Do you have a dark social media secret?
Apparently, many people these days do. According to a recent study by the folks at MIT, social media users are leaning more and more towards what’s called the “liquid self” – changing the way they behave online depending on who they’re interacting with and where. As proof of this, they offer up the rising popularity of services and apps such as SnapChat and WhatsApp, which allow for completely contextual conversations that disappear soon after being sent – interactions whose tenor varies widely based on who can see and take part in the fleeting conversation.
Most of us do behave differently, even in real life, when we’re interacting with someone from our professional life, for example, than we do when interacting with friends or family. It’s not usually a matter of changing our entire personality, but there are definitely conversations that take place in certain social circles that just aren’t appropriate for others.
But the permanence of what we post on traditional social media sites seems to have spawned a new generation of more ephemeral means of online communication, allowing people to act according to the conventions of the group they are interacting with without having to worry about who else can see their posts.
So what does this mean for social media marketing?
Well, one manifestation of this new trend is the phenomenon of “dark social.” Though it sounds sinister, dark social means nothing more than people sharing online content privately via email or PM, rather than openly via social media sites.
This practice is frustrating for social media marketers because it doesn’t allow for tracking of web traffic and social media engagement, and sometimes, it can result in content being shared without giving credit to the source. But it does enable consumers to share content they find interesting or valuable in a very targeted way, without having to worry about how an open endorsement on social media would look to their friends and colleagues.
The question now is, how can businesses best market themselves online in the context of these new parameters?
In order to answer, we first need to take a look at exactly how marketing content is being shared, and then what steps we can take to respond to the changes.
Dark social usually means cutting and pasting either the link to a piece of content or the text of a piece into an email. Our response as marketers should cover both of these practices in order to be most effective.
1. Cutting and pasting links:

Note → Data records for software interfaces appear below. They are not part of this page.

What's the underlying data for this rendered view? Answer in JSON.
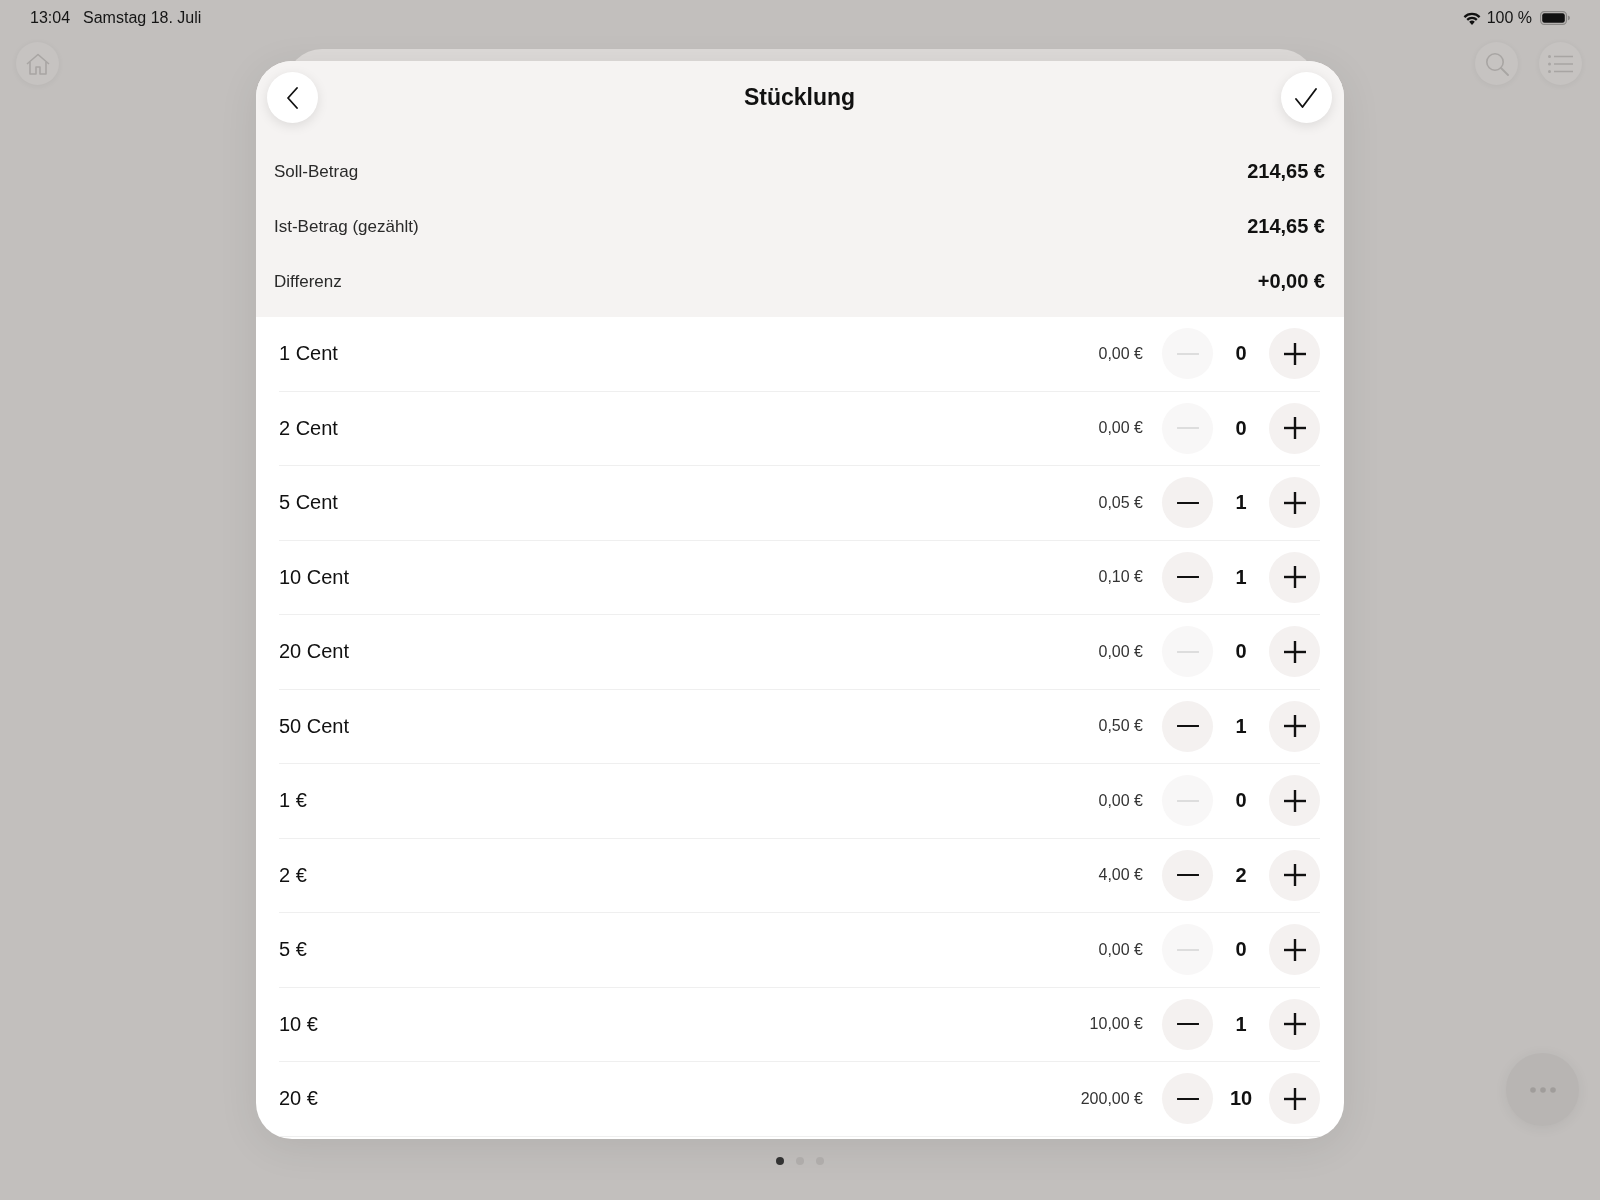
{
  "status_bar": {
    "time": "13:04",
    "date": "Samstag 18. Juli",
    "battery": "100 %"
  },
  "sheet": {
    "title": "Stücklung"
  },
  "summary": [
    {
      "label": "Soll-Betrag",
      "value": "214,65 €"
    },
    {
      "label": "Ist-Betrag (gezählt)",
      "value": "214,65 €"
    },
    {
      "label": "Differenz",
      "value": "+0,00 €"
    }
  ],
  "denominations": [
    {
      "name": "1 Cent",
      "amount": "0,00 €",
      "count": "0",
      "minus_disabled": true
    },
    {
      "name": "2 Cent",
      "amount": "0,00 €",
      "count": "0",
      "minus_disabled": true
    },
    {
      "name": "5 Cent",
      "amount": "0,05 €",
      "count": "1",
      "minus_disabled": false
    },
    {
      "name": "10 Cent",
      "amount": "0,10 €",
      "count": "1",
      "minus_disabled": false
    },
    {
      "name": "20 Cent",
      "amount": "0,00 €",
      "count": "0",
      "minus_disabled": true
    },
    {
      "name": "50 Cent",
      "amount": "0,50 €",
      "count": "1",
      "minus_disabled": false
    },
    {
      "name": "1 €",
      "amount": "0,00 €",
      "count": "0",
      "minus_disabled": true
    },
    {
      "name": "2 €",
      "amount": "4,00 €",
      "count": "2",
      "minus_disabled": false
    },
    {
      "name": "5 €",
      "amount": "0,00 €",
      "count": "0",
      "minus_disabled": true
    },
    {
      "name": "10 €",
      "amount": "10,00 €",
      "count": "1",
      "minus_disabled": false
    },
    {
      "name": "20 €",
      "amount": "200,00 €",
      "count": "10",
      "minus_disabled": false
    }
  ],
  "pager": [
    {
      "selected": true
    },
    {
      "selected": false
    },
    {
      "selected": false
    }
  ]
}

When an URL is copied and pasted into an email, the main issue for online marketers is the absence of any real way to track where that traffic is coming from. Without knowing whether someone saw a post on Facebook or Twitter or even in an email newsletter, businesses don’t know where their online marketing efforts are having the most effect, and thus, where they should concentrate their efforts.
One solution is to add UTM (Urchin Tracking Module) codes to each and every URL you share online. This way, no matter how people get a link, when they click on it, you will be able to see exactly where the traffic came from.
2. Cutting and pasting text:
When, on the other hand, the actual text of a piece is copied and pasted into an email, the issue is different. Depending on how much of the content is shared, as well as how clearly the content shared can be attributed to your company, a recipient may end up enjoying the content without knowing where it came from. This basically defeats the whole purpose of marketing content!
There are two ways to combat this possibility. The first is to add a back-link to any snippet cut and pasted from your site.
You’ve seen these before – you paste a sentence into an email, and suddenly, behind it appears something to the effect of “Read more at ourwebsite.com.” This is a convenient way for those sharing content to give credit where credit is due – but unfortunately, the link can be deleted before the text is shared, so this method is not completely foolproof.
The other way to ensure that anyone receiving your content knows its source of origin is simpler, but extremely effective. Simply ensure that your content is so saturated with references unique to your company that it doesn’t matter whether the sharer mentions you as the source – it will be clear to anyone who receives it.
This can mean mentioning names of employees within the piece, your company name, your products and services, or even your particular company philosophy… It doesn’t mean writing salesy pieces, but rather, flavoring each piece you write, no matter what the topic, with your company’s unique personal touch. It can even mean incorporating graphics unique to your business – anything that identifies you as the source, even if outside references such as links and bylines are removed.
By taking these simple but effective steps to work around dark social, you’ll not only be enabling your marketing department to better track the results of their work – you’ll also be ensuring that no matter where and how your content is shared, it’s doing what it’s meant to do…bringing you more traffic, and establishing you as the go-to resource for information in your industry.